Hiawatha Bray talks about the inroads Apple has made in the biotech industry in
a new article
online and in the front of today’s Business section.
Bray said that while Macs have often been used by biotechnology firms in the past for clerical tasks, Mac OS X’s Unix underpinnings are helping Apple win the favor of researchers who previously depended on heavy iron from Intel or Silicon Graphics (SGI) running Linux or Irix to handle heavy-duty calculations.
One Genzyme scientist called Mac OS X “a better Unix development environment” than Linux or Irix. Mac OS X drew similar praise from NASA engineer who called it “the best Unix I’ve seen come along, ever.” He and other NASA engineers he works with dumped their Silicon Graphics workstations in favor of the Mac. What’s more, they’re using seven Xserves for use in a high-speed computing cluster.
The news isn’t lost on Apple, which told the Globe there’s been a “surge” of interest in Macs from scientists and engineers. Apple worked with researchers at Stanford University and biotech firm Genentech to craft a free version of BLAST, a DNA searching program, optimized for the Power Mac G4 and OS X.

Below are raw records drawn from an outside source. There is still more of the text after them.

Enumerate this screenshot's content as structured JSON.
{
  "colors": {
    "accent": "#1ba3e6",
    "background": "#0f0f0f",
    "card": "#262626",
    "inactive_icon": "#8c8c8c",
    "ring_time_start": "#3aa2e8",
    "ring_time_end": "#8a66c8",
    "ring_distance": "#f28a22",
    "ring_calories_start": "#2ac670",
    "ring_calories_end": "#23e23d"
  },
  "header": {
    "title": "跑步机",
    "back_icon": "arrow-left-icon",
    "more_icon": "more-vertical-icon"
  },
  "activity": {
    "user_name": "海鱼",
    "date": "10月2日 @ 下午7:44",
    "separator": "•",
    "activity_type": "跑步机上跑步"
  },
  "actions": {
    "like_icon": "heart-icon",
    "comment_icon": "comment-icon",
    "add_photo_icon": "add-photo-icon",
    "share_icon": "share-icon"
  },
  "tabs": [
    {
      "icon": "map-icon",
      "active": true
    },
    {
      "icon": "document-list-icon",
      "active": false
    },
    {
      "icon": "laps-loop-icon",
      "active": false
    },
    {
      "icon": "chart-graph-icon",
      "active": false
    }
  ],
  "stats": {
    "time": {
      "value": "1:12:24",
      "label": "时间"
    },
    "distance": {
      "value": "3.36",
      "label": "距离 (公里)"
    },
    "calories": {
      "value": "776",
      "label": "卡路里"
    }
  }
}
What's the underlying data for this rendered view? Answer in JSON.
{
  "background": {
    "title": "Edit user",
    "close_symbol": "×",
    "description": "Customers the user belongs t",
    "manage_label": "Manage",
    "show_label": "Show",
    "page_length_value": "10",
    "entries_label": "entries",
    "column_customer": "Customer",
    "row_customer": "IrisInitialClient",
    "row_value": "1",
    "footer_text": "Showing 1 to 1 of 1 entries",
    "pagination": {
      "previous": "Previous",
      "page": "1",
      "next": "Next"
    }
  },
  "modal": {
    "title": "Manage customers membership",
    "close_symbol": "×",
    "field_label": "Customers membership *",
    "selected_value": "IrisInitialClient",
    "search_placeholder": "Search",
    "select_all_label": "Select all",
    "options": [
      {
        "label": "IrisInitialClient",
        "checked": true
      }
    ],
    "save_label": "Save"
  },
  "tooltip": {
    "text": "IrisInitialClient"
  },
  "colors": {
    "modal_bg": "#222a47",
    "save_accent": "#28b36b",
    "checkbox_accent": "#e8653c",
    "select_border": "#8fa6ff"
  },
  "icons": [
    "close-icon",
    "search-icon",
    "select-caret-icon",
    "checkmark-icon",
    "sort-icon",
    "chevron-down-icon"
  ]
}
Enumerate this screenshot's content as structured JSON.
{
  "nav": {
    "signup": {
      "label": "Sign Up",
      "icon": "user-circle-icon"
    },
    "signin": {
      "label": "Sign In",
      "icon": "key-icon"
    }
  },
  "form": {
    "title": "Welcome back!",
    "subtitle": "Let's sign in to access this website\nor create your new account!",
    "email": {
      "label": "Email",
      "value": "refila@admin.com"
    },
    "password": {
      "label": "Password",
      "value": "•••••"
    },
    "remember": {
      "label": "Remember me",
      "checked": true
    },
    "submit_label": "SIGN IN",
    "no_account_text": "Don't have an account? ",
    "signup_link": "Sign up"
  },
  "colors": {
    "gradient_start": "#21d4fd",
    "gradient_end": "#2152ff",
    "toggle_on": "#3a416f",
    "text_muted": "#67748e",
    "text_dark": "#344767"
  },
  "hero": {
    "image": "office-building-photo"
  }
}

The suggestion that Apple is moving into the rarified space reserved for Sun and SGI workstations drew skepticism from an analyst, as well as Sun and SGI spokespeople. A sun marketing manager called Apple “immature” in the market and said that while it has a Unix-based operating system, it still lacks widespread application support. Bray also noted that unlike Sun and SGI’s 64-bit workstations, Apple is still using a 32-bit processor. “The 64-bit chips allow for the processing of extremely large databases, beyond the reach of a 32-bit system,” he said.
Still, it’s a new market, albeit a small one. “Apple has a history of successfully dominating market niches. It may have found a new one in the nation’s laboratories,” he said.